> [PROBLEM TO SOLVE]: The answer must be a single number, namely how many lines in the entries below contain the string "JSON".
=== RECORD SET ===
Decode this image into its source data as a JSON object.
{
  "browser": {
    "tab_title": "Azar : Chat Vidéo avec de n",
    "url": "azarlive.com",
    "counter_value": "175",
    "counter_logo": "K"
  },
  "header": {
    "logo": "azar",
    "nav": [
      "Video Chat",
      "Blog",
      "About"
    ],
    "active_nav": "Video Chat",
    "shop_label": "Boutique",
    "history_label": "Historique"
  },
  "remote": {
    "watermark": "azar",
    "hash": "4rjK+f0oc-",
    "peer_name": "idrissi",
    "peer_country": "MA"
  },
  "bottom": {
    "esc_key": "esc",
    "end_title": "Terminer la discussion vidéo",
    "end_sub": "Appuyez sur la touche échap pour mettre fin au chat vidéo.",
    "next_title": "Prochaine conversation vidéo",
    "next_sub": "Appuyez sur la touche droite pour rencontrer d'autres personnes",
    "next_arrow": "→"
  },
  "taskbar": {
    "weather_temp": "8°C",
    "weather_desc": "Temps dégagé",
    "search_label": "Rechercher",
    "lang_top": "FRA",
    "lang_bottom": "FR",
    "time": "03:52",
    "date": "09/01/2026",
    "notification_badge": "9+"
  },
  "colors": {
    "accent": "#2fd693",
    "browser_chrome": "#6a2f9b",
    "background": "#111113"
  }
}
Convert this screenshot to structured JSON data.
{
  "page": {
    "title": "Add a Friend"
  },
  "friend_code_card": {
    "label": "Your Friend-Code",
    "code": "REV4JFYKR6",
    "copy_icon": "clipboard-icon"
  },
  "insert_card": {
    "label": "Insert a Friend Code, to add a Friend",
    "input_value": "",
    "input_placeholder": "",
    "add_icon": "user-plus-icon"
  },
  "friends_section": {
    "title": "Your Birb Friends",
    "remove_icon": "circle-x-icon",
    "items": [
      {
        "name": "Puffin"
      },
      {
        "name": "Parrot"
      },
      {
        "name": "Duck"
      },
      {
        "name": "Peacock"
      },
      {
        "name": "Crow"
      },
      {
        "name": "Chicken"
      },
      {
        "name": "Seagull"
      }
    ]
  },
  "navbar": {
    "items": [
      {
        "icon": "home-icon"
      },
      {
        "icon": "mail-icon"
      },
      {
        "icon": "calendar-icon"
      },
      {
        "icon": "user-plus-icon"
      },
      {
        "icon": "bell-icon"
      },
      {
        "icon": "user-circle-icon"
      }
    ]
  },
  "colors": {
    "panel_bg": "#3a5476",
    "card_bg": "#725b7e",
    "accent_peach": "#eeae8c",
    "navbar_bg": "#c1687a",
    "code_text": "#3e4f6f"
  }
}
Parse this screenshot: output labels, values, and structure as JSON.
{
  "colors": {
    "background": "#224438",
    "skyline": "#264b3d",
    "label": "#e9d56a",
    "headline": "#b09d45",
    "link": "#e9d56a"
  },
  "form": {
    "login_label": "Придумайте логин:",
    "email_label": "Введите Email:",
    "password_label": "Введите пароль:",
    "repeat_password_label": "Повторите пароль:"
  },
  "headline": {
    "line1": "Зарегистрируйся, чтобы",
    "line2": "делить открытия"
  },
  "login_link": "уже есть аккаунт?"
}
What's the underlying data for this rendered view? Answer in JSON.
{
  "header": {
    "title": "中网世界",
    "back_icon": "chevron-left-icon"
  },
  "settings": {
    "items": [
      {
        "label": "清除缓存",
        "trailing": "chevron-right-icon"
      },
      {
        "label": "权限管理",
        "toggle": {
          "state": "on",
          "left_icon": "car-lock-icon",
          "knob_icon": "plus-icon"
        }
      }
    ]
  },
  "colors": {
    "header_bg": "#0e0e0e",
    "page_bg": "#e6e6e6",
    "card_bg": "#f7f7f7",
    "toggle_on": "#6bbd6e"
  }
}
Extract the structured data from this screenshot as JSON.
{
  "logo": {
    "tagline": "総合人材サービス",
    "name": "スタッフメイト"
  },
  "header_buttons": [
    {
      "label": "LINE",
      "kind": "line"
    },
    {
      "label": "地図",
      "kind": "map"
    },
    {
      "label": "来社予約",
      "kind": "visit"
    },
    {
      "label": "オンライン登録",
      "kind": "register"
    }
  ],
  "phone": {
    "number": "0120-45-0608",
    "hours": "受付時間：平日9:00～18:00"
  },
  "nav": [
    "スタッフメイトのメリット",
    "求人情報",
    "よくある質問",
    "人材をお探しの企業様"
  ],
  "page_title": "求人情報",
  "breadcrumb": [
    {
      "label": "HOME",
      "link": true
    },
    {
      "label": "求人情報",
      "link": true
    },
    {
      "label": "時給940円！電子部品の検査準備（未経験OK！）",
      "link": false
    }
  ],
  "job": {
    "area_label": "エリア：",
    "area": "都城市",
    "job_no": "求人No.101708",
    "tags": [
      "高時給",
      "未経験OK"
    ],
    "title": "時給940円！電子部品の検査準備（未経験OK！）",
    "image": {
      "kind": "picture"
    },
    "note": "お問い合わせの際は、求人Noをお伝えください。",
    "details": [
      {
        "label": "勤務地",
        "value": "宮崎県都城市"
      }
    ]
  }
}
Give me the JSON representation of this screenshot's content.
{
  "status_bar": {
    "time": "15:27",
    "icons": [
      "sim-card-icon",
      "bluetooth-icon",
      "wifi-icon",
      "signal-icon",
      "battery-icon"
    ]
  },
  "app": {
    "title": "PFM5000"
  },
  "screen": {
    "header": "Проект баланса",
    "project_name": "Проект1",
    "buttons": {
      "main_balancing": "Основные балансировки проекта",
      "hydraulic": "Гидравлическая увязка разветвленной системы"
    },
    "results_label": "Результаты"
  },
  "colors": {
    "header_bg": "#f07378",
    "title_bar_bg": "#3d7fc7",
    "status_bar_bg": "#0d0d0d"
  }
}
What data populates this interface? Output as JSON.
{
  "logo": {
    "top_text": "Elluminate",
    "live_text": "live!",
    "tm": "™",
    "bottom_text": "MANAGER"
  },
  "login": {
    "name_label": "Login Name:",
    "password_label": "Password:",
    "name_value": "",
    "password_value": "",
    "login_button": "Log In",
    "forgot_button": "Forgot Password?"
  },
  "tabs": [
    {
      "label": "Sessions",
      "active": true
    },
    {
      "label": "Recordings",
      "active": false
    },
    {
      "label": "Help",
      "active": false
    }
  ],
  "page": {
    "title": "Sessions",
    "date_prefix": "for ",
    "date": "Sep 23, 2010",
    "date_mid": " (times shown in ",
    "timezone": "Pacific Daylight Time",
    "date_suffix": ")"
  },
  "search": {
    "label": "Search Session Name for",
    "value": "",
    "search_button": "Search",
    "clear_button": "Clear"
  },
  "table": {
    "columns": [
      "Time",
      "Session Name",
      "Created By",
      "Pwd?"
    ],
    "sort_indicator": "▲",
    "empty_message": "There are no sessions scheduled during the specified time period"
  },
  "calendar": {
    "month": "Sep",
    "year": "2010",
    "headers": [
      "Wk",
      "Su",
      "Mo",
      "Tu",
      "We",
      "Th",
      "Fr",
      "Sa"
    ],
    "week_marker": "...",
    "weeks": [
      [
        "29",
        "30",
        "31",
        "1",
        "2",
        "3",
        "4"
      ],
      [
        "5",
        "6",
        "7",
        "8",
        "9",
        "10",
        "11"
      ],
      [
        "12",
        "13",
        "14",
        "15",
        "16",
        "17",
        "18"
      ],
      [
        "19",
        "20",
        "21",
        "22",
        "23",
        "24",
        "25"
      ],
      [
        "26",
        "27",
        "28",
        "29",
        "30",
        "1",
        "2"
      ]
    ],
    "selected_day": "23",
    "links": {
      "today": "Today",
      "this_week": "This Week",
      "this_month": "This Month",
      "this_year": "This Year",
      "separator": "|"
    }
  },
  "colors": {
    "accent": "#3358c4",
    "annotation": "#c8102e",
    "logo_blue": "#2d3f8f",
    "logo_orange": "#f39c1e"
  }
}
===
> [OUTPUT FOR THIS EXERCISE]: 7